With a protective gas flow formed at a machining head, a protective gas screening of the melting bath and also an advantageous influencing of the shape and stabilization of the powder flow can additionally be achieved.
A machining head in accordance with the invention can be made in compact form so that good accessibility is also possible to welding positions which are difficult to reach and with contoured workpiece surfaces.
A powder mass flow of more than 5 kg/hour can be achieved with deposition welding with the invention. At a higher laser performance, much higher values can also be achieved. The possibility thereby also results of being able to form large-area coatings with a very high deposition rate with a reduced processing time. Undercuts can be avoided and a very slight fusion of the base material of the workpiece with good surface quality of coatings formed can be achieved.
Track widths can thus be achieve in deposition welding, for example, of up to 22 mm with a 6 kW diode laser and a corresponding beam shape with a rectangular focal spot. Focal spot geometries can easily be set with an extent of 8×2 mm to 22×5 mm in this context.
With a rectangular focal spot, an improvement in the planarity of the surface and a small track overlap can be achieved, which likewise results in the increase of the surface coating rate. The powder applied to the workpiece surface can, as has been demonstrated, be utilized up to 95%, which is well above the previously achievable rates.
The invention will be explained in more detail by way of example in the following.
There are shown:
It becomes clear from the sectional representation in

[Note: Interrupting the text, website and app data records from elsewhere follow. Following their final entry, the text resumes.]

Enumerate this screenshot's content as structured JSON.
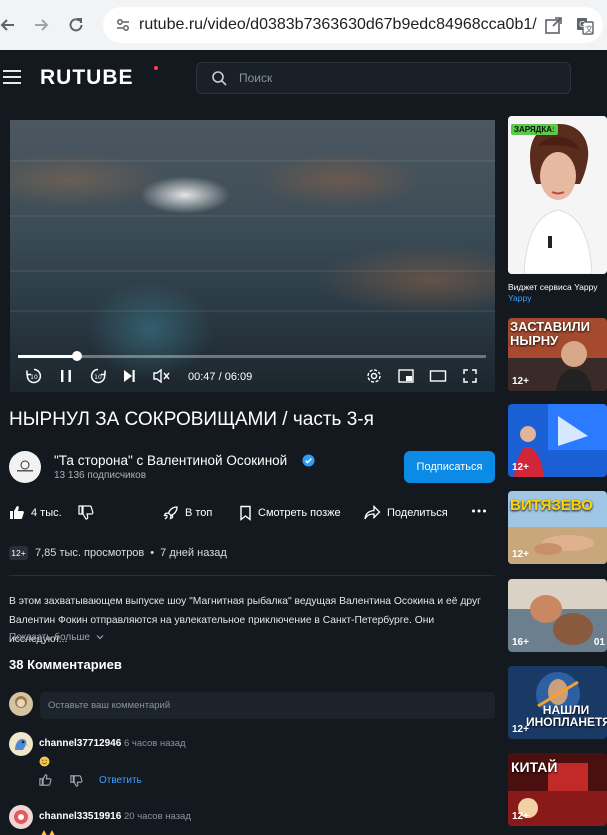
{
  "browser": {
    "url": "rutube.ru/video/d0383b7363630d67b9edc84968cca0b1/"
  },
  "header": {
    "logo": "RUTUBE",
    "search_placeholder": "Поиск"
  },
  "player": {
    "time": "00:47 / 06:09",
    "progress": 0.127,
    "rewind_label": "10",
    "forward_label": "10"
  },
  "video": {
    "title": "НЫРНУЛ ЗА СОКРОВИЩАМИ / часть 3-я",
    "channel_name": "\"Та сторона\" с Валентиной Осокиной",
    "subscribers": "13 136 подписчиков",
    "subscribe_label": "Подписаться",
    "likes": "4 тыс.",
    "to_top": "В топ",
    "watch_later": "Смотреть позже",
    "share": "Поделиться",
    "age": "12+",
    "views": "7,85 тыс. просмотров",
    "dot": "•",
    "posted": "7 дней назад",
    "description_line1": "В этом захватывающем выпуске шоу \"Магнитная рыбалка\" ведущая Валентина Осокина и её друг",
    "description_line2": "Валентин Фокин отправляются на увлекательное приключение в Санкт-Петербурге. Они исследуют...",
    "show_more": "Показать больше"
  },
  "comments": {
    "title": "38 Комментариев",
    "input_placeholder": "Оставьте ваш комментарий",
    "items": [
      {
        "author": "channel37712946",
        "time": "6 часов назад",
        "reply": "Ответить"
      },
      {
        "author": "channel33519916",
        "time": "20 часов назад"
      }
    ]
  },
  "sidebar": {
    "items": [
      {
        "overlay": "ЗАРЯДКА:",
        "caption": "Виджет сервиса Yappy",
        "source": "Yappy"
      },
      {
        "overlay": "ЗАСТАВИЛИ НЫРНУ",
        "age": "12+"
      },
      {
        "age": "12+"
      },
      {
        "overlay": "ВИТЯЗЕВО",
        "age": "12+"
      },
      {
        "age": "16+",
        "timestamp": "01"
      },
      {
        "overlay": "НАШЛИ ИНОПЛАНЕТЯНИНА",
        "age": "12+"
      },
      {
        "overlay": "КИТАЙ",
        "age": "12+"
      }
    ]
  },
  "colors": {
    "accent": "#0b8ae6",
    "background": "#14191f",
    "link": "#3d9fff"
  }
}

The inserts 2 are aligned at an obliquely inclined angle and are accordingly arranged in wedge shape. Channels 3, 3′ for the powder 5 used for deposition welding are formed at the inserts 2. The powder 5 can be supplied to the channels 3 via powder supply channels 3″ and can be applied to the workpiece surface over the surface in the shape adapted to the focal spot 1. The powder 5 exiting the powder discharge openings is in this connection incident from both sides of the focal spot 1 as a result of the angle of inclination of the inserts 2 and from the channels 3, 3′ in a converging manner and is quasi focused with respect to the focal spot 1 in this respect.
A cooling 7 is also present at the machining head and water can be supplied and drained through it via channels 7′ (see
It becomes clear from
The arrangement of a respective four channels 3, 3′ for powder in two mutually disposed rows can be recognized in the view from above shown in
Four channels 6 for the supply of protective gas are present at outer margins in four corners and protective gas can be supplied via them around the powder 5 applied to the workpiece surface and around the focal spot 1 in the form of a gas flow to reduce the powder scatter. In addition, the formation of a protective gas veil is possible via the opening from above.
In addition, channels 7′ for cooling water are present.
The channels 3 and 6 in this example also have a rectangular cross-sectional shape in addition to the same free cross-sectional surfaces. However, different cross-sectional shapes, for example round or rounded cross-sectional shapes, can also be selected.